CRIAS scientific goals
The primary focus of CRIAS is to share and improve methods in historical climatology, whether these improvements come from new historical research, new statistical approaches, or more effective comparison of the archives of societies with paleoclimate data and models.
CRIAS aims to improve the use of the archives of societies in reconstructing historical climate variability and human impacts with the following goals:
1. To coordinate and disseminate best practices for climate reconstruction from the archives of societies from all world regions.
In particular, we are concerned with establishing the compatibility of data produced by historical climatologists working in China with those produced by historical climatologists working in Europe and elsewhere. As a first step, this means discussing shared standards of source criticism and as subsequent second step, we will review the existing methods of creating climate indices, their strengths and flaws, while we look for ways to make their creation more transparent.
2. To coordinate and disseminate best practices for creating data for climate-historical databases that collect, tag, and qualify information from the archives of society.
In particular, we are concerned with how to compile and interpret narrative sources for use in climate reconstruction.

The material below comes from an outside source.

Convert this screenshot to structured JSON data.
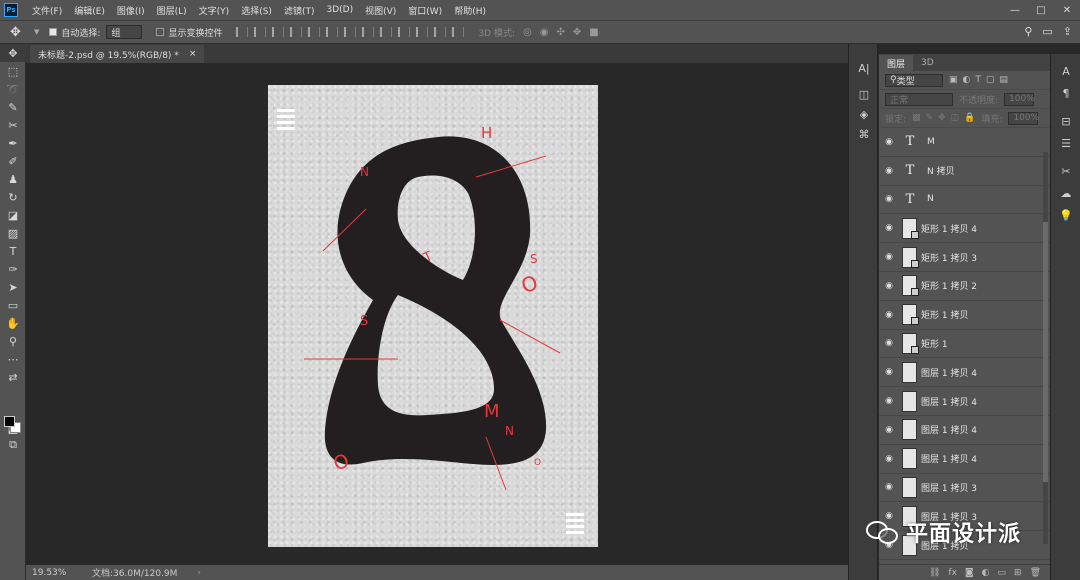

Our goal is not to create a new database but to review, refine and harmonize existing databases in close cooperation with their creators.
3. To coordinate and disseminate best practices for integrating information from historical climatology into paleoclimate reconstructions and climate modeling.
In particular, we aim to explore ways that paleoclimate reconstructions and models could take advantage of the higher resolution and complete seasonal coverage found in these sources, while avoiding problems that might arise from the inhomogeneity of records and the loss of low-frequency variability inherent in many reconstructions based on the archives of societies.
4. To establish best practices for attributing impacts on past societies to historical climate variability or change.
In particular, we will work to produce publications that researchers could draw on for language and guidelines whenever arguing that some past climatic change caused a societal change, so as to avoid overly vague or deterministic statements about human history.